• Work required
Check every line of the entries that follow, and copy the ones containing "Explore".

------------------------------------------------------------

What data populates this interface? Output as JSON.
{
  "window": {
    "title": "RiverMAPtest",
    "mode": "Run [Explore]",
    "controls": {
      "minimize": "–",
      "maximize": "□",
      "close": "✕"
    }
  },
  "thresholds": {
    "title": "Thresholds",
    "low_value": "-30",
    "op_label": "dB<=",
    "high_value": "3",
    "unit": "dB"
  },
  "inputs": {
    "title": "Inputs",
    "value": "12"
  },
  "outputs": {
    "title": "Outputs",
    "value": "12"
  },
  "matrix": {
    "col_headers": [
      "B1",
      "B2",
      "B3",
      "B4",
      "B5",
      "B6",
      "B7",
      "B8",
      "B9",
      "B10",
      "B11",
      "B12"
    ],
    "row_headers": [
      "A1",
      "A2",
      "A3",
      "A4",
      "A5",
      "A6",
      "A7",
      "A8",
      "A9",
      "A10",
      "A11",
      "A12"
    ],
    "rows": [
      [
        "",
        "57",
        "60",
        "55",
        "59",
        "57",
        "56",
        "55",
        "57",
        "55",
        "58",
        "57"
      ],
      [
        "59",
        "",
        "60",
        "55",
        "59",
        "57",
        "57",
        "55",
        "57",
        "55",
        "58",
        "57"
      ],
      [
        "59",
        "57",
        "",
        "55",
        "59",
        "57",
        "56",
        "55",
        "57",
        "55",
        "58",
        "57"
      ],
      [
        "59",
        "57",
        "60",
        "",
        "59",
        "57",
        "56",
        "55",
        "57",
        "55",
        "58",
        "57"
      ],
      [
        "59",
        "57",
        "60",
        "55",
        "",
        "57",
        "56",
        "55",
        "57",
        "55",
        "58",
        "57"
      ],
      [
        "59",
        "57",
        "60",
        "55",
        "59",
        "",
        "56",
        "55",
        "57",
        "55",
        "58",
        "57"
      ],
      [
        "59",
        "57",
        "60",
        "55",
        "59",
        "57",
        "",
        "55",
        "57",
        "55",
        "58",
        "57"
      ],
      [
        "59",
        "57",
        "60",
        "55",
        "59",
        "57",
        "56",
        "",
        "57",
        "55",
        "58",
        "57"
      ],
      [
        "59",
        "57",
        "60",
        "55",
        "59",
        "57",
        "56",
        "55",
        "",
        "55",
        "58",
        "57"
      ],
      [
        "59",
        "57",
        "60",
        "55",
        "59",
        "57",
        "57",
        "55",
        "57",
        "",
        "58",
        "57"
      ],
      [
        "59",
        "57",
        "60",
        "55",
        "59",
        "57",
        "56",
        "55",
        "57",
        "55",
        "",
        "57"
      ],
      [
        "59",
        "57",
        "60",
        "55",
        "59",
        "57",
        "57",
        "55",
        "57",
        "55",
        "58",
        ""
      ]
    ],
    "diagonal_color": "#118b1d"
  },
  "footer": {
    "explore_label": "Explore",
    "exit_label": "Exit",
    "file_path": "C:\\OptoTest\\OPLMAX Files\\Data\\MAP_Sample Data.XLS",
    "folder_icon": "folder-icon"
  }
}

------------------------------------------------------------

• Finished exercise
    "mode": "Run [Explore]",
    "explore_label": "Explore",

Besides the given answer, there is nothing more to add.